▼▼▼

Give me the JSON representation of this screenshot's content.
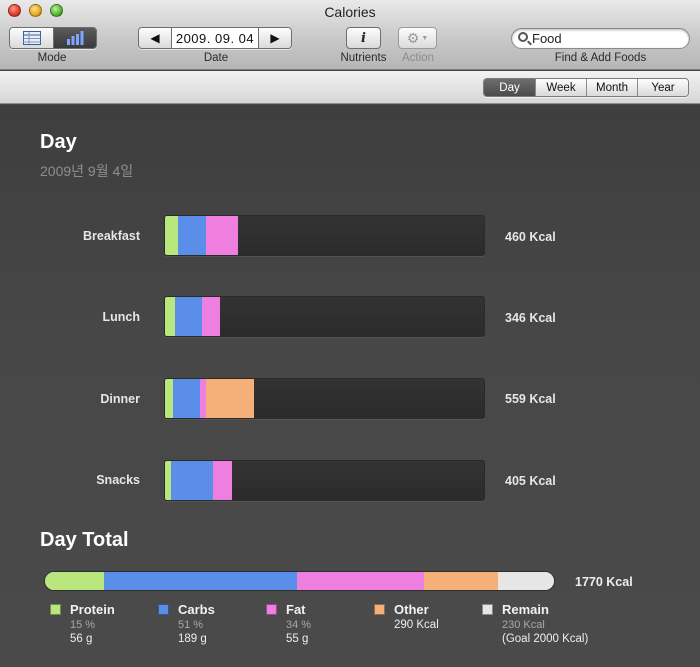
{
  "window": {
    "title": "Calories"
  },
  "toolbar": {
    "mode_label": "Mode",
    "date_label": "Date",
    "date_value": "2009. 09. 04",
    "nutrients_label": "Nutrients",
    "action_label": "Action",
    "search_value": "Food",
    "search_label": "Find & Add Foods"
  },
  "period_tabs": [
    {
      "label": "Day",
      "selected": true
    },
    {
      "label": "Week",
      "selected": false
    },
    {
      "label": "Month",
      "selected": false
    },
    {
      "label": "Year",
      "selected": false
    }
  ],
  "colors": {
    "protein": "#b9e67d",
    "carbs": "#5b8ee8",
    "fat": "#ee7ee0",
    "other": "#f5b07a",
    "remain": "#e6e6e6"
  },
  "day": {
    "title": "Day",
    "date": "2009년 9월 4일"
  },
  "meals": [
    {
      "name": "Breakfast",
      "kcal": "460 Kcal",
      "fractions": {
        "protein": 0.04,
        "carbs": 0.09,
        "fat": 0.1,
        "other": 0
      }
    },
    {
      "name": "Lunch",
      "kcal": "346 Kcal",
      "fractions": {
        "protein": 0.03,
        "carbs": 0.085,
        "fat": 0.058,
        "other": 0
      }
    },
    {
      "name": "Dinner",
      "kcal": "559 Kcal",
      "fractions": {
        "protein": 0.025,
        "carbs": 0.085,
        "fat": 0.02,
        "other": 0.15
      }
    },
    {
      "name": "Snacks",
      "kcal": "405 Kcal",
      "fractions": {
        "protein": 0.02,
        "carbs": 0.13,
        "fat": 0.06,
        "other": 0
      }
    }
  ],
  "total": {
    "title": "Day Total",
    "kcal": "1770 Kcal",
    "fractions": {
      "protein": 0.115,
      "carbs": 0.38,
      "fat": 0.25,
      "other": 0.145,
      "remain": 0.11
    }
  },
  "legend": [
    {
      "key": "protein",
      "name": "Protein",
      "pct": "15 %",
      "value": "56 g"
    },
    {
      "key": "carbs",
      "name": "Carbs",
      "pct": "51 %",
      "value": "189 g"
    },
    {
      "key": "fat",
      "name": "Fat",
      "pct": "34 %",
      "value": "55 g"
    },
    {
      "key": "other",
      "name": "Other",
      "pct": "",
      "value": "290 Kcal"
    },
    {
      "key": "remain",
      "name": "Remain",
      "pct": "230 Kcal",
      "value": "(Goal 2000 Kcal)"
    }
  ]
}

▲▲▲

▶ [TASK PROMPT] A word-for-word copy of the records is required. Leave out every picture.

▶ [ANSWER SECTION]
Give me the JSON representation of this screenshot's content.
{
  "window": {
    "title": "Calories"
  },
  "toolbar": {
    "mode_label": "Mode",
    "date_label": "Date",
    "date_value": "2009. 09. 04",
    "nutrients_label": "Nutrients",
    "action_label": "Action",
    "search_value": "Food",
    "search_label": "Find & Add Foods"
  },
  "period_tabs": [
    {
      "label": "Day",
      "selected": true
    },
    {
      "label": "Week",
      "selected": false
    },
    {
      "label": "Month",
      "selected": false
    },
    {
      "label": "Year",
      "selected": false
    }
  ],
  "colors": {
    "protein": "#b9e67d",
    "carbs": "#5b8ee8",
    "fat": "#ee7ee0",
    "other": "#f5b07a",
    "remain": "#e6e6e6"
  },
  "day": {
    "title": "Day",
    "date": "2009년 9월 4일"
  },
  "meals": [
    {
      "name": "Breakfast",
      "kcal": "460 Kcal",
      "fractions": {
        "protein": 0.04,
        "carbs": 0.09,
        "fat": 0.1,
        "other": 0
      }
    },
    {
      "name": "Lunch",
      "kcal": "346 Kcal",
      "fractions": {
        "protein": 0.03,
        "carbs": 0.085,
        "fat": 0.058,
        "other": 0
      }
    },
    {
      "name": "Dinner",
      "kcal": "559 Kcal",
      "fractions": {
        "protein": 0.025,
        "carbs": 0.085,
        "fat": 0.02,
        "other": 0.15
      }
    },
    {
      "name": "Snacks",
      "kcal": "405 Kcal",
      "fractions": {
        "protein": 0.02,
        "carbs": 0.13,
        "fat": 0.06,
        "other": 0
      }
    }
  ],
  "total": {
    "title": "Day Total",
    "kcal": "1770 Kcal",
    "fractions": {
      "protein": 0.115,
      "carbs": 0.38,
      "fat": 0.25,
      "other": 0.145,
      "remain": 0.11
    }
  },
  "legend": [
    {
      "key": "protein",
      "name": "Protein",
      "pct": "15 %",
      "value": "56 g"
    },
    {
      "key": "carbs",
      "name": "Carbs",
      "pct": "51 %",
      "value": "189 g"
    },
    {
      "key": "fat",
      "name": "Fat",
      "pct": "34 %",
      "value": "55 g"
    },
    {
      "key": "other",
      "name": "Other",
      "pct": "",
      "value": "290 Kcal"
    },
    {
      "key": "remain",
      "name": "Remain",
      "pct": "230 Kcal",
      "value": "(Goal 2000 Kcal)"
    }
  ]
}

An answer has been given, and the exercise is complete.